Just plain plain showed up in the early fourteenth century meaning flat or smooth (which explains why we call them plains), then evolving to mean evident, free from obstruction, and then simple and ordinary. It kind of makes sense because something that’s plain (flat) doesn’t have anything on it and what you see is what you get. Further back, the word plain comes from the classical Latinplanus, flat. Which is the origin word for plane. So I guess if anyone ever gives you grief for accidentally switching them, remind them they were the same word until English messed them up.
Explain showed up in the early fifteenth century, but explanation actually showed up earlier in the late fourteenth century. Both derive from the classical Latin explanare, explain, which is a combination of ex-, out, and planus. So it’s to flatten out. I guess figuratively it’s to flatten out with words. Oh, and once upon a time it used to be spelled “explane” until plain screwed it up.
Yay! It’s the first etymology of the new year! How is that not something to celebrate? Today’s word is ward.

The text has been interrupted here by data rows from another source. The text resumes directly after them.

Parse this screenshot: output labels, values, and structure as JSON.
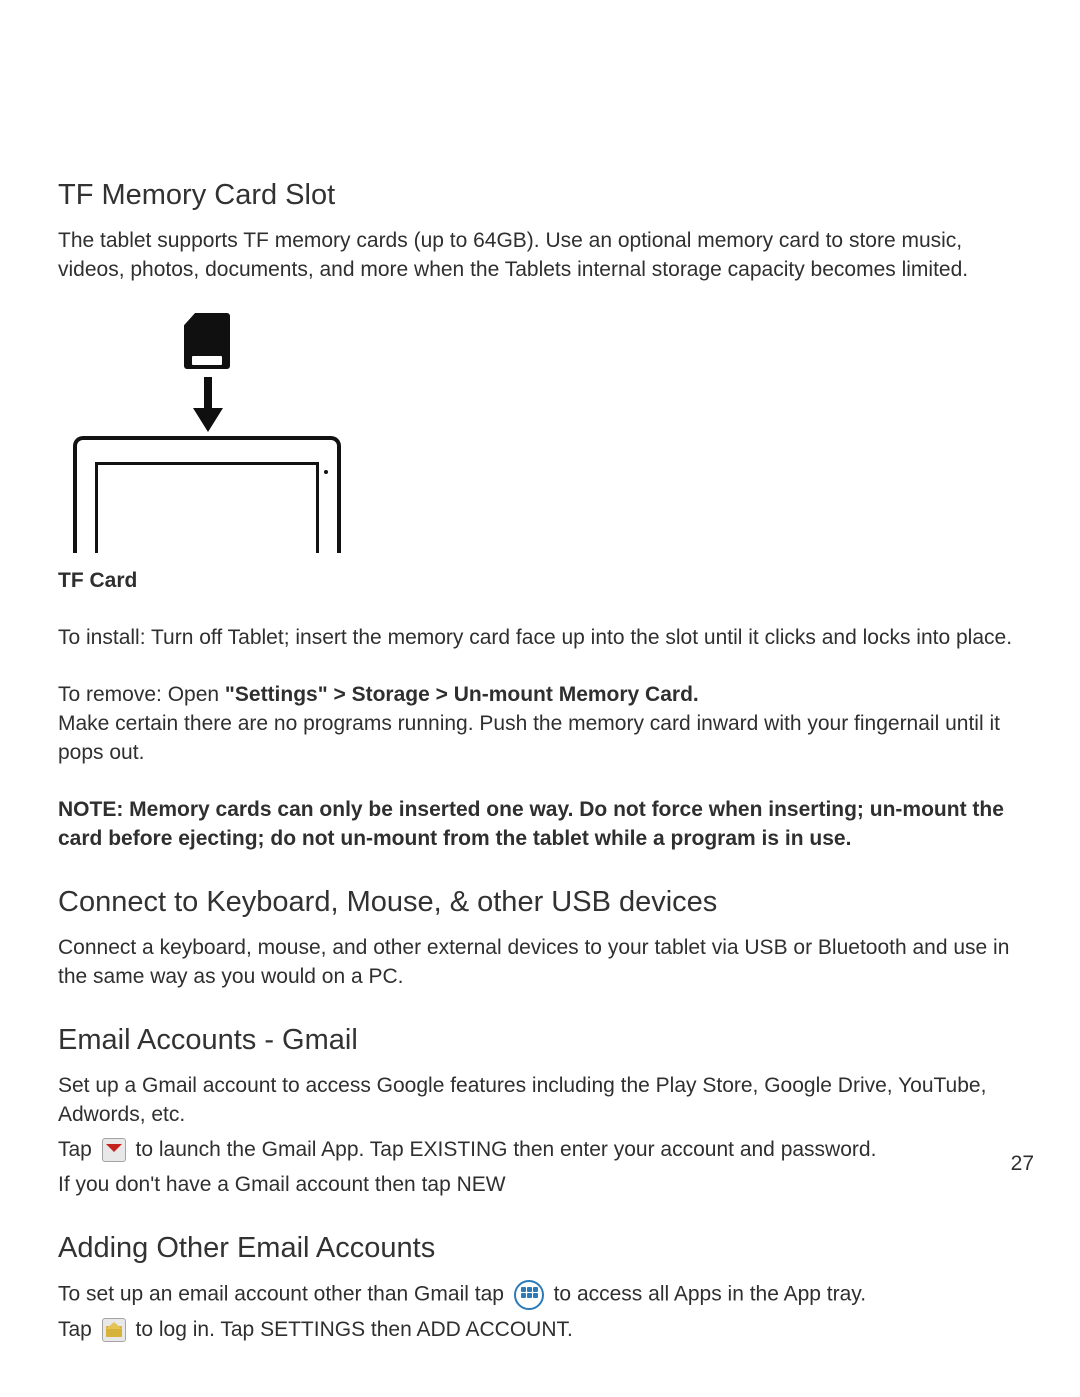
{
  "tf_slot": {
    "heading": "TF Memory Card Slot",
    "intro": "The tablet supports TF memory cards (up to 64GB). Use an optional memory card to store music, videos, photos, documents, and more when the Tablets internal storage capacity becomes limited.",
    "subhead": "TF Card",
    "install": "To install: Turn off Tablet; insert the memory card face up into the slot until it clicks and locks into place.",
    "remove_lead": "To remove: Open ",
    "remove_bold": "\"Settings\" > Storage > Un-mount Memory Card.",
    "remove_body": "Make certain there are no programs running. Push the memory card inward with your fingernail until it pops out.",
    "note": "NOTE: Memory cards can only be inserted one way. Do not force when inserting; un-mount the card before ejecting; do not un-mount from the tablet while a program is in use."
  },
  "usb": {
    "heading": "Connect to Keyboard, Mouse, & other USB devices",
    "body": "Connect a keyboard, mouse, and other external devices to your tablet via USB or Bluetooth and use in the same way as you would on a PC."
  },
  "gmail": {
    "heading": "Email Accounts - Gmail",
    "intro": "Set up a Gmail account to access Google features including the Play Store, Google Drive, YouTube, Adwords, etc.",
    "tap_pre": "Tap ",
    "tap_post": " to launch the Gmail App. Tap EXISTING then enter your account and password.",
    "no_account": "If you don't have a Gmail account then tap NEW"
  },
  "other_email": {
    "heading": "Adding Other Email Accounts",
    "line1_pre": "To set up an email account other than Gmail tap ",
    "line1_post": " to access all Apps in the App tray.",
    "line2_pre": "Tap ",
    "line2_post": " to log in. Tap SETTINGS then ADD ACCOUNT."
  },
  "page_number": "27"
}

Ward—just plain ward, not as a beginning or an ending to something—comes from the Old Englishweard (noun) and weardian (verb), the former being a watchman and the latter being to keep watch. So basically, the same word. They come from the Proto Germanicwardaz/wardon, again, the noun and verb forms of guard. Both are descended from the Proto Indo Europeanwar-o-, which comes from wer-, to watch out for. Words like warden and even wardrobe come from ward. Seriously, wardrobe is from the Old Frenchwarderobe, the idea being that it was a place to guard your clothes.
The suffix -ward is not related to the word ward because why would it be? It comes from the Old English -weard—which is actually different from the other weard because it’s a suffix that means towards. That weard comes from the Proto Germanic warth and Proto Indo European wert, turn or wind, and related to the word wer-, turn/bend and origin of versusverse.
So that’s why ward and -ward are so different, but that’s far from the end of things. There are a lot of words with -ward as a suffix. Toward for example is to + -ward. Similarly, forward and backward are just fore (in front of) and back (I’m assuming you know what back means) in the direction of. Although originally backward was “abakward”, making it to-back-in the direction of.
Next, let’s look at award and reward, which seem a bit weirder when mixed with -ward. Award showed up in the late fourteenth century meaning “a decision after consideration”. It comes from the Anglo Frenchaward/awarder and Old French esguarder/esguarder. Yes, that’s a g in there, although it really is from the -ward suffix. The es- is from ex-, out, and with warder, which in French was watch like non-prefix ward, making the word literally “watch out”. Which makes sense considering that awards are given out after “careful consideration”. Reward is somewhat similar in its history. It showed up in the early fourteenth century, meaning to bestow or to give as compensation. It comes from the Old North Frenchrewarder, regard or reward. The re- prefix is just supposed to be an intensifier here, so with warder it’s like to really watch. It somehow switched to reward (or regard) in Old North French. No idea why. How weird.
Next, words that seem even less related to -ward. Awkward showed up in the mid fourteenth century actually meaning “in the wrong direction”. The modern definition came later, although there’s no reason why. Maybe because when you’re awkward you’re not really going in the right direction? I don’t know. But awk literally meant turned in the wrong direction, so that at least makes sense. Next, steward. It comes from the Old English stiward/stigweard, meaning housekeeper…or house guardian. Stig means a sty, a hall, or a building, and ward meant guard here. So…house guard.
TL;DR: Ward and -ward aren’t related. The first means guard/watch, the second means direction.